What needs to be done
Before returning the data, strip out the pictures and keep everything else exactly the same.
━━ Extracted records
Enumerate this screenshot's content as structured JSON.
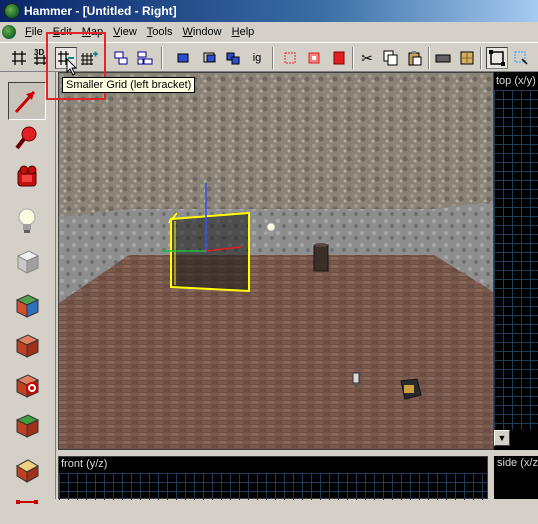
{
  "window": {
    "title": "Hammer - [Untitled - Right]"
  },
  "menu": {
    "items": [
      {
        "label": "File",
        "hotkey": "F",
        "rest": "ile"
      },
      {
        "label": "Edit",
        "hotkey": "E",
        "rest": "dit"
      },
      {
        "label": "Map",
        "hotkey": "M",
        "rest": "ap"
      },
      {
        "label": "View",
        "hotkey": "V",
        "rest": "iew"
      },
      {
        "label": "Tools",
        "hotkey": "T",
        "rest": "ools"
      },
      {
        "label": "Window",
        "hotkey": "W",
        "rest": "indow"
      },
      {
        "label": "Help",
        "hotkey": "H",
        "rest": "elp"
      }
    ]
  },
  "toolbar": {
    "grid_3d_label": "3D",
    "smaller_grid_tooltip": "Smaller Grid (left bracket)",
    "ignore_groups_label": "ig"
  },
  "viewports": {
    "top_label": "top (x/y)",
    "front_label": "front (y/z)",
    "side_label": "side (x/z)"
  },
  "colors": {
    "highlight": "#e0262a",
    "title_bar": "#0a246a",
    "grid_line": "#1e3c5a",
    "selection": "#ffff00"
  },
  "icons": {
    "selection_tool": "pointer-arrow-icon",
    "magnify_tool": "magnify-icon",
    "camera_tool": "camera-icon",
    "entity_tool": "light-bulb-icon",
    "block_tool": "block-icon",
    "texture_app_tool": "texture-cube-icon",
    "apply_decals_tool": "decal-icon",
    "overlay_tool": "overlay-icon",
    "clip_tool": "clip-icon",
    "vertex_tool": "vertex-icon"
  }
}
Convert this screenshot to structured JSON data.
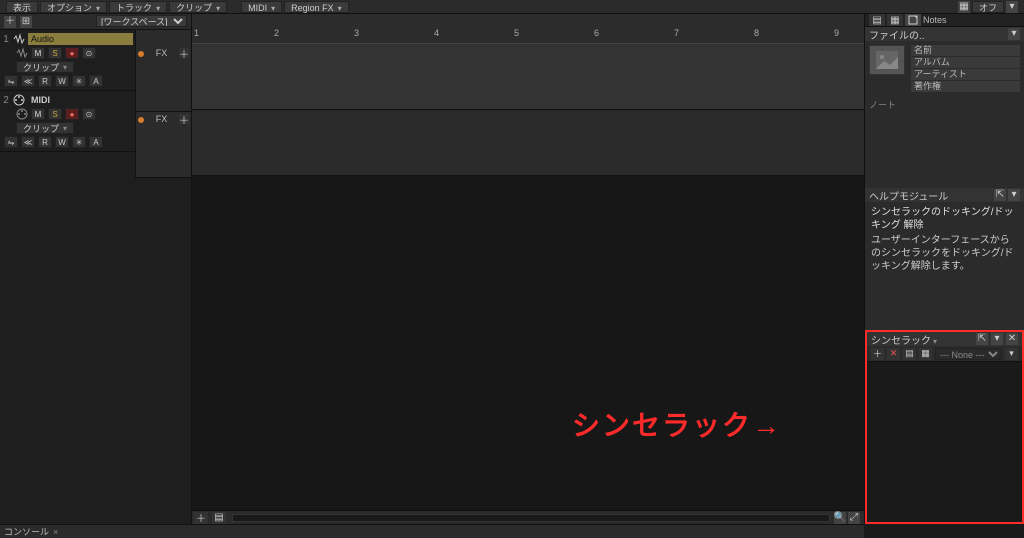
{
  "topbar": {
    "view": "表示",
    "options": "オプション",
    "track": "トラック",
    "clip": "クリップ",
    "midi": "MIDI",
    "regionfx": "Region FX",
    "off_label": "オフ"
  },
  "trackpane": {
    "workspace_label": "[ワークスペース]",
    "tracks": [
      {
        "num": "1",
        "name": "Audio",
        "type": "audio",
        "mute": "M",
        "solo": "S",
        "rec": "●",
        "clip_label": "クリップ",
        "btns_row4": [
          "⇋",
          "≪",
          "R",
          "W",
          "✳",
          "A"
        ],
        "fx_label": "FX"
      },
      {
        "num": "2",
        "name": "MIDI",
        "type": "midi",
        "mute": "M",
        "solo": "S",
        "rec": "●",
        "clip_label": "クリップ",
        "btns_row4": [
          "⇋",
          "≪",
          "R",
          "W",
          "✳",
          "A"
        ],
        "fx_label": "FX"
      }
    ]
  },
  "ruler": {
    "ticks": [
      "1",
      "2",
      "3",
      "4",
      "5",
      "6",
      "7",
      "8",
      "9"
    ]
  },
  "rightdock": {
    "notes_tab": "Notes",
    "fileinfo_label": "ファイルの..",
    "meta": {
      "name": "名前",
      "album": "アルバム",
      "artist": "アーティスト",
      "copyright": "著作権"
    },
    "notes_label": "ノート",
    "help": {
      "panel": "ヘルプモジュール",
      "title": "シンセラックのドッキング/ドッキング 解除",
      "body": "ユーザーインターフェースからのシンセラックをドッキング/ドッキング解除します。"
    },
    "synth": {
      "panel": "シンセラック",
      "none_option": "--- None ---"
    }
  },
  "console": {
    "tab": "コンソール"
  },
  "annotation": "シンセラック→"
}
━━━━
Response
Enumerate this screenshot's content as structured JSON.
{
  "window": {
    "title": "Hammer - [Untitled - Right]"
  },
  "menu": {
    "items": [
      {
        "label": "File",
        "hotkey": "F",
        "rest": "ile"
      },
      {
        "label": "Edit",
        "hotkey": "E",
        "rest": "dit"
      },
      {
        "label": "Map",
        "hotkey": "M",
        "rest": "ap"
      },
      {
        "label": "View",
        "hotkey": "V",
        "rest": "iew"
      },
      {
        "label": "Tools",
        "hotkey": "T",
        "rest": "ools"
      },
      {
        "label": "Window",
        "hotkey": "W",
        "rest": "indow"
      },
      {
        "label": "Help",
        "hotkey": "H",
        "rest": "elp"
      }
    ]
  },
  "toolbar": {
    "grid_3d_label": "3D",
    "smaller_grid_tooltip": "Smaller Grid (left bracket)",
    "ignore_groups_label": "ig"
  },
  "viewports": {
    "top_label": "top (x/y)",
    "front_label": "front (y/z)",
    "side_label": "side (x/z)"
  },
  "colors": {
    "highlight": "#e0262a",
    "title_bar": "#0a246a",
    "grid_line": "#1e3c5a",
    "selection": "#ffff00"
  },
  "icons": {
    "selection_tool": "pointer-arrow-icon",
    "magnify_tool": "magnify-icon",
    "camera_tool": "camera-icon",
    "entity_tool": "light-bulb-icon",
    "block_tool": "block-icon",
    "texture_app_tool": "texture-cube-icon",
    "apply_decals_tool": "decal-icon",
    "overlay_tool": "overlay-icon",
    "clip_tool": "clip-icon",
    "vertex_tool": "vertex-icon"
  }
}
Convert this screenshot to structured JSON data.
{
  "topbar": {
    "view": "表示",
    "options": "オプション",
    "track": "トラック",
    "clip": "クリップ",
    "midi": "MIDI",
    "regionfx": "Region FX",
    "off_label": "オフ"
  },
  "trackpane": {
    "workspace_label": "[ワークスペース]",
    "tracks": [
      {
        "num": "1",
        "name": "Audio",
        "type": "audio",
        "mute": "M",
        "solo": "S",
        "rec": "●",
        "clip_label": "クリップ",
        "btns_row4": [
          "⇋",
          "≪",
          "R",
          "W",
          "✳",
          "A"
        ],
        "fx_label": "FX"
      },
      {
        "num": "2",
        "name": "MIDI",
        "type": "midi",
        "mute": "M",
        "solo": "S",
        "rec": "●",
        "clip_label": "クリップ",
        "btns_row4": [
          "⇋",
          "≪",
          "R",
          "W",
          "✳",
          "A"
        ],
        "fx_label": "FX"
      }
    ]
  },
  "ruler": {
    "ticks": [
      "1",
      "2",
      "3",
      "4",
      "5",
      "6",
      "7",
      "8",
      "9"
    ]
  },
  "rightdock": {
    "notes_tab": "Notes",
    "fileinfo_label": "ファイルの..",
    "meta": {
      "name": "名前",
      "album": "アルバム",
      "artist": "アーティスト",
      "copyright": "著作権"
    },
    "notes_label": "ノート",
    "help": {
      "panel": "ヘルプモジュール",
      "title": "シンセラックのドッキング/ドッキング 解除",
      "body": "ユーザーインターフェースからのシンセラックをドッキング/ドッキング解除します。"
    },
    "synth": {
      "panel": "シンセラック",
      "none_option": "--- None ---"
    }
  },
  "console": {
    "tab": "コンソール"
  },
  "annotation": "シンセラック→"
}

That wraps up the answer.